There is an excellent post over on the Word team blog that goes into details on how the new content controls feature (when parred with XML mapping) allows for powerful data-view separation in you wordprocessing documents. I’ve talked many times about the custom defined schema support, and this post from Tristan does a great job of explaining how that can be achieved.

If you want to see a couple quick demos, a few months back I posted some videos on Channel 9 that helped show what you could do with this.

  • Operating against your data rather than Word’s data – In this screencast I give a quick demo of the benefit you have as a developer / solution builder when you map your data to the content controls within a document.
  • Moving custom XML data from Excel to Word – In this screencast I show how you can use the custom XML support in Word and Excel to move your own data between the two applications. Rather than the basic copy/paste type functionality where you move the content and presentation, in this example I use Excel to run a model against my data and pull together some results. I then take the results out of the table in Excel and present them in a completely different format in Word.
  • Add your own schema to a .docx with controls and create the mappings – For those of you interested, there is an open source project that allows you to take any .docx file that has content controls and quickly add your own schema to the file and create mappings to the control. It doesn’t require you to have Word running on the machine, and give you a pretty nice interface (not for the average end user though). Check out the Channel 9 video from Matt Scott who put the tool together.

Tristan actually had a series of posts on this subject, most of which focused on the non-XML side of content controls. This last post is his first to touch on the XML mapping functionality. There will be more posts to come that show how document management systems like SharePoint can allow you to view and modify the custom data without actually editing the presentation of the file. Here are all of Tristan’s current posts in order:

  1. Control Yourself…
  2. Protect Me
  3. What does structured editing mean anyway?
  4. Meet the Controls
  5. What does structured editing mean anyway? (part 2)
  6. Separate Yet Equal


Comments (4)

  1. Doug Mahugh says:

    Tristan Davis has a great post over on the Word team blog about working with content controls and binding

  2. Mick says:

    Real good demos !!

    Any chance we could have access to the demo files to experiment with ourselves.

    BTW how do you guys record these screencasts?

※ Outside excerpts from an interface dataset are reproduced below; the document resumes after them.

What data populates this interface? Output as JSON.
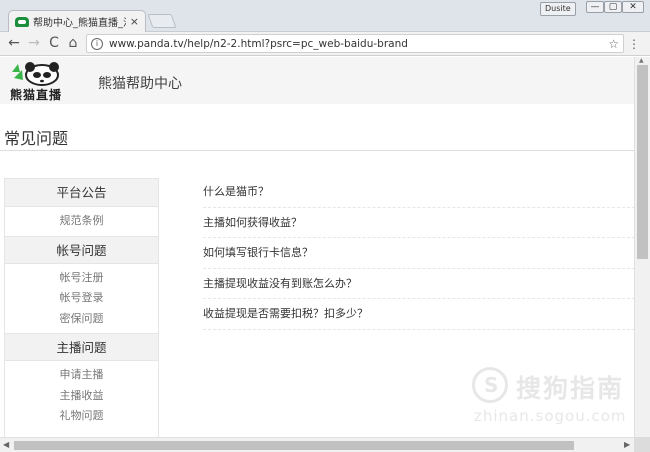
{
  "browser": {
    "tab_title": "帮助中心_熊猫直播_泛娱",
    "tab_close": "×",
    "user_button": "Dusite",
    "window_controls": {
      "minimize": "—",
      "maximize": "▢",
      "close": "✕"
    },
    "nav": {
      "back": "←",
      "forward": "→",
      "reload": "C",
      "home": "⌂"
    },
    "url": "www.panda.tv/help/n2-2.html?psrc=pc_web-baidu-brand",
    "info": "i",
    "star": "☆",
    "menu": "⋮"
  },
  "header": {
    "logo_text": "熊猫直播",
    "help_title": "熊猫帮助中心"
  },
  "faq_title": "常见问题",
  "sidebar": {
    "groups": [
      {
        "heading": "平台公告",
        "items": [
          "规范条例"
        ]
      },
      {
        "heading": "帐号问题",
        "items": [
          "帐号注册",
          "帐号登录",
          "密保问题"
        ]
      },
      {
        "heading": "主播问题",
        "items": [
          "申请主播",
          "主播收益",
          "礼物问题"
        ]
      }
    ]
  },
  "questions": [
    "什么是猫币？",
    "主播如何获得收益？",
    "如何填写银行卡信息？",
    "主播提现收益没有到账怎么办？",
    "收益提现是否需要扣税？扣多少？"
  ],
  "watermark": {
    "glyph": "S",
    "text": "搜狗指南",
    "url": "zhinan.sogou.com"
  },
  "colors": {
    "header_bg": "#f5f5f5",
    "sidebar_head_bg": "#f2f2f2",
    "tab_favicon": "#1a8e3a"
  }
}
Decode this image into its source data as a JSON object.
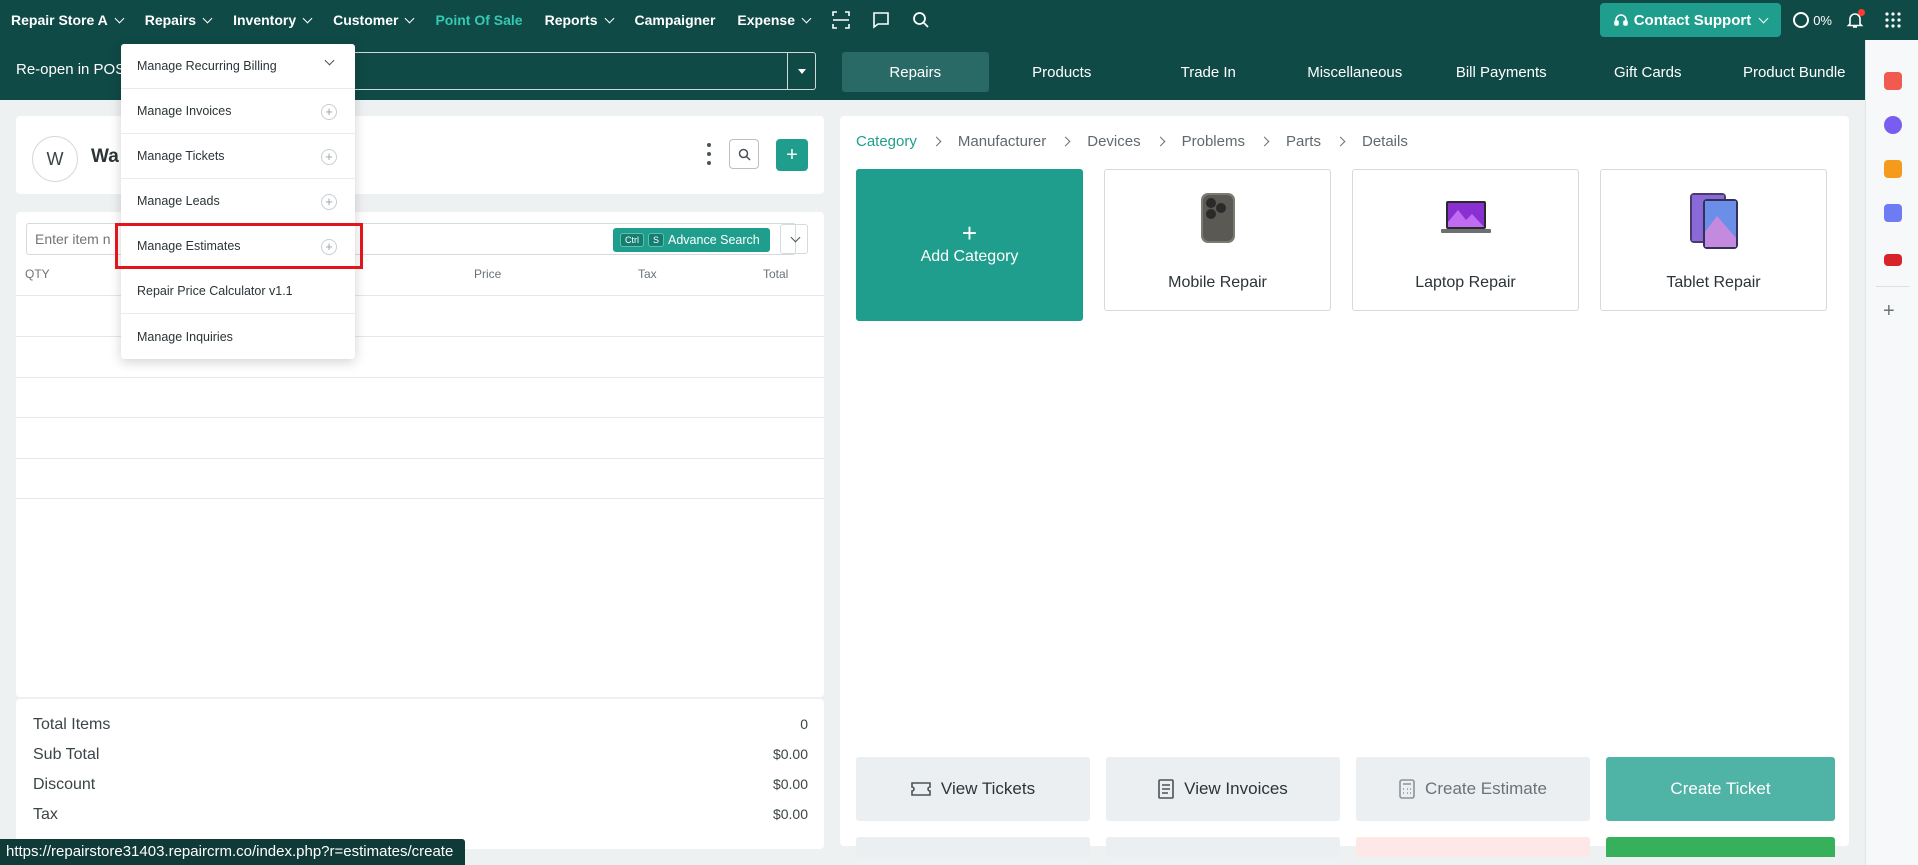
{
  "topnav": {
    "items": [
      {
        "label": "Repair Store A",
        "chevron": true
      },
      {
        "label": "Repairs",
        "chevron": true
      },
      {
        "label": "Inventory",
        "chevron": true
      },
      {
        "label": "Customer",
        "chevron": true
      },
      {
        "label": "Point Of Sale",
        "chevron": false,
        "active": true
      },
      {
        "label": "Reports",
        "chevron": true
      },
      {
        "label": "Campaigner",
        "chevron": false
      },
      {
        "label": "Expense",
        "chevron": true
      }
    ],
    "contact_support": "Contact Support",
    "progress_label": "0%"
  },
  "subbar": {
    "reopen_label": "Re-open in POS",
    "tabs": [
      "Repairs",
      "Products",
      "Trade In",
      "Miscellaneous",
      "Bill Payments",
      "Gift Cards",
      "Product Bundle"
    ]
  },
  "customer": {
    "avatar_initial": "W",
    "name": "Wa"
  },
  "items": {
    "input_placeholder": "Enter item n",
    "advance_search": "Advance Search",
    "kbd_ctrl": "Ctrl",
    "kbd_s": "S",
    "columns": [
      "QTY",
      "Price",
      "Tax",
      "Total"
    ]
  },
  "totals": {
    "rows": [
      {
        "label": "Total Items",
        "value": "0"
      },
      {
        "label": "Sub Total",
        "value": "$0.00"
      },
      {
        "label": "Discount",
        "value": "$0.00"
      },
      {
        "label": "Tax",
        "value": "$0.00"
      }
    ]
  },
  "catalog": {
    "breadcrumbs": [
      "Category",
      "Manufacturer",
      "Devices",
      "Problems",
      "Parts",
      "Details"
    ],
    "add_category": "Add Category",
    "cards": [
      "Mobile Repair",
      "Laptop Repair",
      "Tablet Repair"
    ],
    "actions": {
      "view_tickets": "View Tickets",
      "view_invoices": "View Invoices",
      "create_estimate": "Create Estimate",
      "create_ticket": "Create Ticket"
    }
  },
  "dropdown": {
    "items": [
      "Manage Recurring Billing",
      "Manage Invoices",
      "Manage Tickets",
      "Manage Leads",
      "Manage Estimates",
      "Repair Price Calculator v1.1",
      "Manage Inquiries"
    ]
  },
  "status_url": "https://repairstore31403.repaircrm.co/index.php?r=estimates/create",
  "colors": {
    "header_bg": "#0f4a47",
    "accent": "#1f9e8d",
    "active_nav": "#35c9b3",
    "highlight": "#e1161d"
  }
}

  3. I thought it might be worthwhile to give a bit of an overview of the WordprocessingML model that you

  4. I thought it might be worthwhile to give a bit of an overview of the WordprocessingML model that you